App and web page records
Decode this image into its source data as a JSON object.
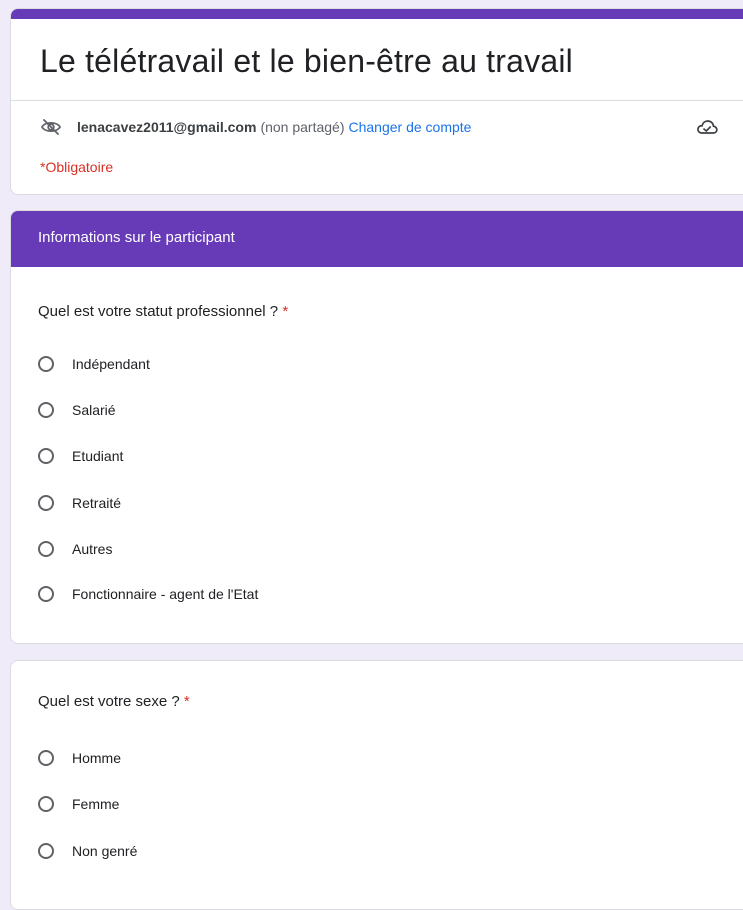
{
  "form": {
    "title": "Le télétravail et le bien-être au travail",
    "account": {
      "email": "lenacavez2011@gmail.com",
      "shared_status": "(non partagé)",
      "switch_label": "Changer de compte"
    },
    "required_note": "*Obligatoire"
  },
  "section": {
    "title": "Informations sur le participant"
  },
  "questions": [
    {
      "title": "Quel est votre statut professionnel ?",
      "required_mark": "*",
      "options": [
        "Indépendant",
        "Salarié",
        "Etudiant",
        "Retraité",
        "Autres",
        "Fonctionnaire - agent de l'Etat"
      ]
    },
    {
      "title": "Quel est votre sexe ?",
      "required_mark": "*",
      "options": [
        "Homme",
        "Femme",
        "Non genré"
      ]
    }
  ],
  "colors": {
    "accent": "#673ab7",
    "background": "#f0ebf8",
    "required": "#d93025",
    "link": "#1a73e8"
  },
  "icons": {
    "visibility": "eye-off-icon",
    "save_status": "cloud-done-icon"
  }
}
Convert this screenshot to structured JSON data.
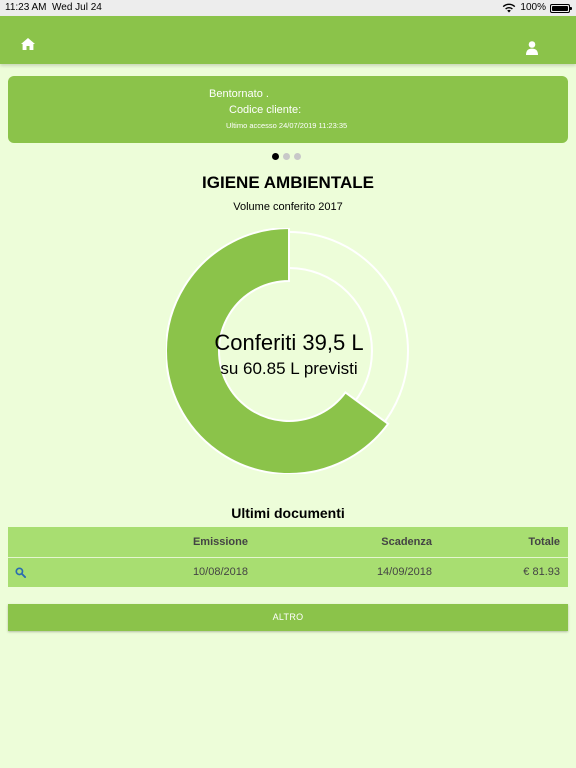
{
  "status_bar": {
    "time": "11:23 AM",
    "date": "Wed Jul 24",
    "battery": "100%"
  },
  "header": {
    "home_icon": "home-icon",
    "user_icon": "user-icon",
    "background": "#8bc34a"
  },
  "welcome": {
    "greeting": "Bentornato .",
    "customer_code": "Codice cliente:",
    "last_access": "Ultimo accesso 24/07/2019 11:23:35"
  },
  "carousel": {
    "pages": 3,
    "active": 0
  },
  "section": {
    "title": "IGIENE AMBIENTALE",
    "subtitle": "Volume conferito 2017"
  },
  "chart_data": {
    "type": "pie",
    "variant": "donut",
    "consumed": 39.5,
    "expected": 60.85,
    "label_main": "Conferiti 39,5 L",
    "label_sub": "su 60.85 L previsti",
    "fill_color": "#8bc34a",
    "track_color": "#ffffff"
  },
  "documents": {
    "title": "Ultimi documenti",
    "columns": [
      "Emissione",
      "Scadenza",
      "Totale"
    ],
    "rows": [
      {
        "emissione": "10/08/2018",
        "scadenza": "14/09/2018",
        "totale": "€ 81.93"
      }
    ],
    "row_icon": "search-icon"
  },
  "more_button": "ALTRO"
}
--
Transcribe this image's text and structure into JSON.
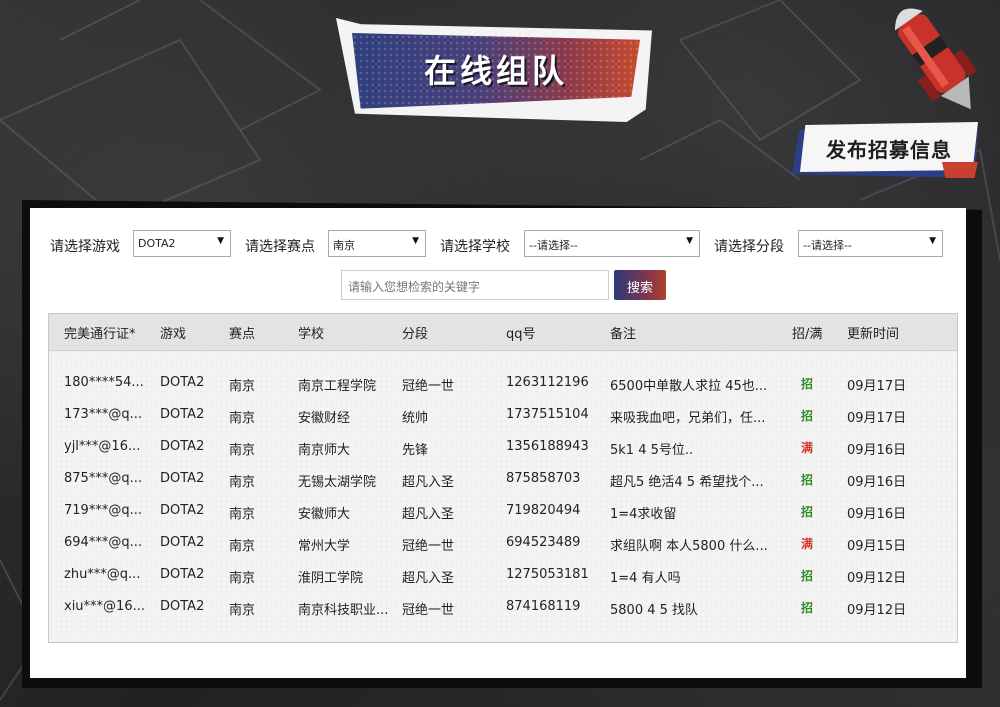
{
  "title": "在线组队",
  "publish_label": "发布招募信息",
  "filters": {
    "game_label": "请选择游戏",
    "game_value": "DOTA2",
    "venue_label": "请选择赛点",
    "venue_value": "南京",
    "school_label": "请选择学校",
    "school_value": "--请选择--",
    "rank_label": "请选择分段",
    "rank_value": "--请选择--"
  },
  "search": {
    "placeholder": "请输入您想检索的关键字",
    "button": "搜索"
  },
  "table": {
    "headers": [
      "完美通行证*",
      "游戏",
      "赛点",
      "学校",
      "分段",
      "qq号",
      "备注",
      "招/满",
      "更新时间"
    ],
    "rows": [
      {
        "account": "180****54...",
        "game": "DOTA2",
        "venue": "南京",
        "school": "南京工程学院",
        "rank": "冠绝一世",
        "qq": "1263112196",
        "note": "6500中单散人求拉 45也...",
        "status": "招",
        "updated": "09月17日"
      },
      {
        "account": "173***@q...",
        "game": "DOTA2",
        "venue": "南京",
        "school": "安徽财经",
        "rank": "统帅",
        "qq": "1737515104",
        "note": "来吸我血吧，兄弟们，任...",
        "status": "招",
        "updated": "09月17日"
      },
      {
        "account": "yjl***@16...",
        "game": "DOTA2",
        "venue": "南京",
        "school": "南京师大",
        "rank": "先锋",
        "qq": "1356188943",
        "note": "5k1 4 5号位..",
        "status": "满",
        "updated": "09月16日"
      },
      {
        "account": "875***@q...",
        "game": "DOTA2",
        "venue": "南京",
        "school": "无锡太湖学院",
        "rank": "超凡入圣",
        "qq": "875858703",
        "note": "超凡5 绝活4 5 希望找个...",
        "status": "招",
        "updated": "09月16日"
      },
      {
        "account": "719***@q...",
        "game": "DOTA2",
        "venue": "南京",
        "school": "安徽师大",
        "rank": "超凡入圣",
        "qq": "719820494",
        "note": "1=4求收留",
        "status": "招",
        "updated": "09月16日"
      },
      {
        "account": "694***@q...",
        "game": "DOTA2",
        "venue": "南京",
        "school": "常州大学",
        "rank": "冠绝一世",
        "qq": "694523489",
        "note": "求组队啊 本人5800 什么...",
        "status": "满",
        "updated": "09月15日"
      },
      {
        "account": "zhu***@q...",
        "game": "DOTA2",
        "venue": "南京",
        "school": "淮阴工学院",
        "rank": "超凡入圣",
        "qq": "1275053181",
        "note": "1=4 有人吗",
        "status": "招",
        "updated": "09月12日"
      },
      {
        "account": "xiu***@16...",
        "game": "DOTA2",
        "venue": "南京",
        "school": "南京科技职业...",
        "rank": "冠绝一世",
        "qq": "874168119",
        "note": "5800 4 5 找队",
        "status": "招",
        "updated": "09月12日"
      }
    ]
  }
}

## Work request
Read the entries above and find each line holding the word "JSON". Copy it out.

## Response to the exercise
Decode this image into its source data as a JSON object.
Convert this screenshot to structured JSON data.
Transcribe this image's text and structure into JSON.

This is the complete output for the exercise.